MPs voted against May's revised EU withdrawal agreement by 391 to 242, another heavy defeat since January 15, when MPs rejected May's Brexit deal by a margin of 230.

The voting started at around 1900 GMT, with the prime minister heading for a defeat.

A hoarse prime minister, who was carrying on her last-ditch battle to save her Brexit deal just hours before the crunch vote, failed to win over the ERG, a major faction within her Conservative Party.

The United Kingdom is scheduled to leave the European Union on March 29. May's Brexit deal was voted down on January 15 in the heaviest parliamentary defeat of any British prime minister in the modern era.

"I profoundly regret the decision this house has taken," May told lawmakers in a short speech right after the voting.

She added that the choices facing Britain were "unenviable", but because of the rejection of her deal. "They are choices that must be faced," she said.

May has secured legally binding changes to the deal on March 11 night, but rebel lawmakers of her Conservative Party and those from the opposition Labour Party had said that these changes were not enough to persuade MPs to back the agreement reached by London and Brussels in November 2018 after years of painful negotiations.

"The reality is that nothing has changed," Jeremy Corbyn, the leader of Labour Party, said in the parliament. "Nothing has changed. Not one single word was changed."

Corbyn said the Labour party put forward the idea of "remain and reform" in the referendum campaign.
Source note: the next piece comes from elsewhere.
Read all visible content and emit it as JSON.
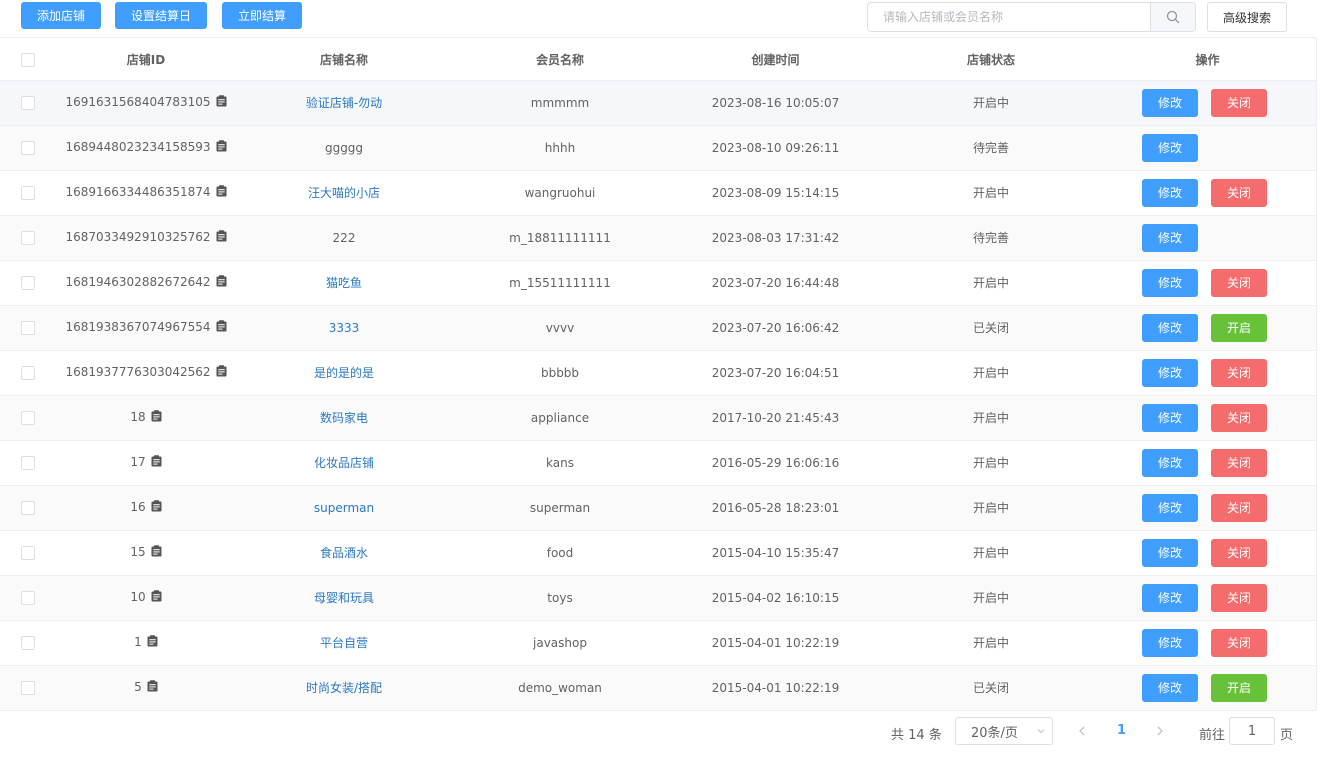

With her Brexit deal rejected again in the parliament, the prime minister then faces a possible defeat on a second vote on March 13 to prevent a no-deal Brexit on March 29, and a third vote on March 14 to extend the Article 50 divorce process, likely until the end of June.